His experiences during the past year, he said, lead him to believe there is potential for finding common ground. No single actor or group of actors can impose its will on Syria or settle the conflict alone — they must work together, he added.

The time has now come for the co-chairs of the Constitutional Committee to organize and focus its efforts by establishing “more effective and operational working methods,” Pedersen said, so that they can begin to move forward from preparing constitutional reforms to actually drafting them, and agreeing on clear agendas and discussion topics for future meetings.

“There needs to be more urgency (in) delivering progress in this process,” he added.

As he saluted the work of civil society groups and “all the Syrians who do what they can to improve the situation on the ground and support a political process,” Pedersen singled out women in particular for praise. He has been particularly proactive in seeking input from the Women’s Advisory Board.

“It is a priority for all of us to make sure that we have full participation of Syrian women in the political process,” he said. “(Promoting) their core constitutional rights is central for me, as the facilitator of the work of the Constitutional Committee.”

Asked about plans for large-scale prisoner swaps, Pedersen said that although this is not on the agenda for the talks in Geneva this week, it is always part of his own agenda. The disappointment over the lack of progress on the issue so far means “that we should work even harder” on it, he added.

“This is a file that really has an impact on nearly every Syrian family, and it needs to be addressed,” he said. “(I) have appealed (for) more information on the missing. (We) need to see the early release of women, children, the elderly and the sick, and I think (nothing) should stop that from happening.”

The members of the Small Body of the Syrian Constitutional Committee are due to arrive in Geneva on Saturday, and Pedersen will consult with the co-chairs over the weekend before the main talks begin on Monday.

Asked whether he expects this latest round of negotiations to be a success for the UN, Pedersen said: “I really do not think this is the question; the question (is) whether it is a success for the Syrian people and (their) aspirations.

“My hope has been that the Constitutional Committee, if it is handled in the correct manner, could start to build trust and (be) a door-opener for a broader political process.

“But the (committee) cannot work in isolation ... we need political will from the different parties to be able to move forward.”

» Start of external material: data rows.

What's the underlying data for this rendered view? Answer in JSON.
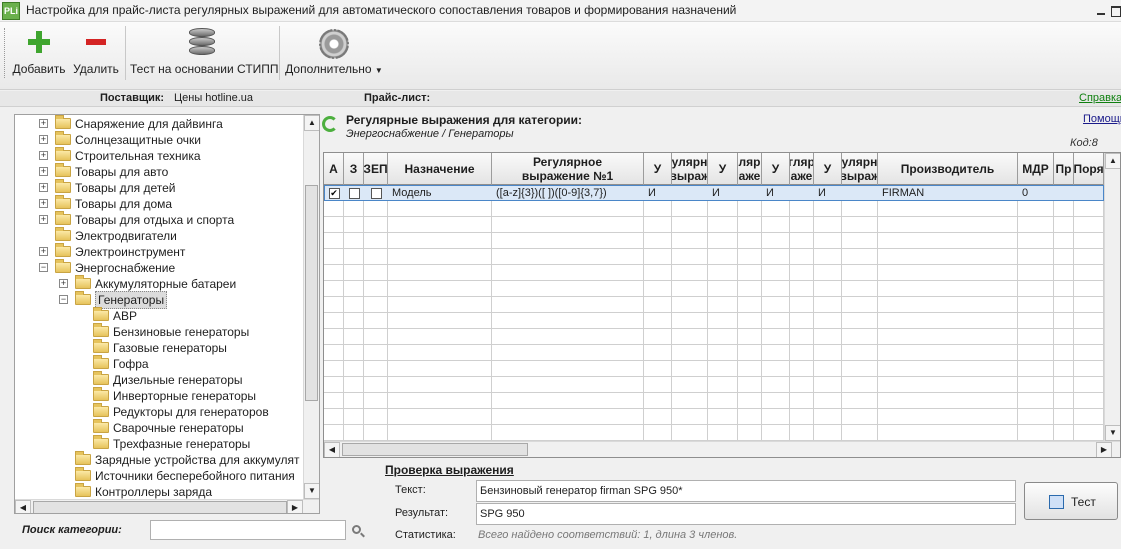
{
  "window": {
    "app_icon": "PLi",
    "title": "Настройка для прайс-листа регулярных выражений для автоматического сопоставления товаров и формирования назначений"
  },
  "toolbar": {
    "add_label": "Добавить",
    "delete_label": "Удалить",
    "test_label": "Тест на основании СТИПП",
    "more_label": "Дополнительно",
    "add_icon": "plus-icon",
    "delete_icon": "minus-icon",
    "test_icon": "database-icon",
    "more_icon": "gear-icon"
  },
  "info": {
    "supplier_label": "Поставщик:",
    "supplier_value": "Цены hotline.ua",
    "pricelist_label": "Прайс-лист:",
    "help_link": "Справка"
  },
  "tree": {
    "items": [
      {
        "label": "Снаряжение для дайвинга",
        "level": 1,
        "expander": "+"
      },
      {
        "label": "Солнцезащитные очки",
        "level": 1,
        "expander": "+"
      },
      {
        "label": "Строительная техника",
        "level": 1,
        "expander": "+"
      },
      {
        "label": "Товары для авто",
        "level": 1,
        "expander": "+"
      },
      {
        "label": "Товары для детей",
        "level": 1,
        "expander": "+"
      },
      {
        "label": "Товары для дома",
        "level": 1,
        "expander": "+"
      },
      {
        "label": "Товары для отдыха и спорта",
        "level": 1,
        "expander": "+"
      },
      {
        "label": "Электродвигатели",
        "level": 1,
        "expander": ""
      },
      {
        "label": "Электроинструмент",
        "level": 1,
        "expander": "+"
      },
      {
        "label": "Энергоснабжение",
        "level": 1,
        "expander": "−"
      },
      {
        "label": "Аккумуляторные батареи",
        "level": 2,
        "expander": "+"
      },
      {
        "label": "Генераторы",
        "level": 2,
        "expander": "−",
        "selected": true
      },
      {
        "label": "АВР",
        "level": 3,
        "expander": ""
      },
      {
        "label": "Бензиновые генераторы",
        "level": 3,
        "expander": ""
      },
      {
        "label": "Газовые генераторы",
        "level": 3,
        "expander": ""
      },
      {
        "label": "Гофра",
        "level": 3,
        "expander": ""
      },
      {
        "label": "Дизельные генераторы",
        "level": 3,
        "expander": ""
      },
      {
        "label": "Инверторные генераторы",
        "level": 3,
        "expander": ""
      },
      {
        "label": "Редукторы для генераторов",
        "level": 3,
        "expander": ""
      },
      {
        "label": "Сварочные генераторы",
        "level": 3,
        "expander": ""
      },
      {
        "label": "Трехфазные генераторы",
        "level": 3,
        "expander": ""
      },
      {
        "label": "Зарядные устройства для аккумулят",
        "level": 2,
        "expander": ""
      },
      {
        "label": "Источники бесперебойного питания",
        "level": 2,
        "expander": ""
      },
      {
        "label": "Контроллеры заряда",
        "level": 2,
        "expander": ""
      }
    ]
  },
  "search": {
    "label": "Поиск категории:",
    "value": "",
    "icon": "search-icon"
  },
  "regex_panel": {
    "title": "Регулярные выражения для категории:",
    "category_path": "Энергоснабжение / Генераторы",
    "help_link": "Помощь",
    "code_label": "Код:8",
    "refresh_icon": "refresh-icon"
  },
  "grid": {
    "columns": [
      "А",
      "З",
      "ЗЕП",
      "Назначение",
      "Регулярное\nвыражение №1",
      "У",
      "улярн\nвыраж",
      "У",
      "ляр\nаже",
      "У",
      "гляр\nаже",
      "У",
      "улярн\nвыраж",
      "Производитель",
      "МДР",
      "Пр",
      "Поря"
    ],
    "rows": [
      {
        "a": true,
        "z": false,
        "zep": false,
        "cells": [
          "Модель",
          "([a-z]{3})([ ])([0-9]{3,7})",
          "И",
          "",
          "И",
          "",
          "И",
          "",
          "И",
          "",
          "FIRMAN",
          "0",
          "",
          ""
        ]
      }
    ]
  },
  "test": {
    "title": "Проверка выражения",
    "text_label": "Текст:",
    "text_value": "Бензиновый генератор firman SPG 950*",
    "result_label": "Результат:",
    "result_value": "SPG 950",
    "stats_label": "Статистика:",
    "stats_value": "Всего найдено соответствий: 1, длина 3 членов.",
    "button_label": "Тест"
  }
}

He added: “The (committee) is just one aspect, and it is not the one aspect that will solve the Syrian crisis. If we are to see changes in the situation on the ground, there are other factors that need to be discussed.”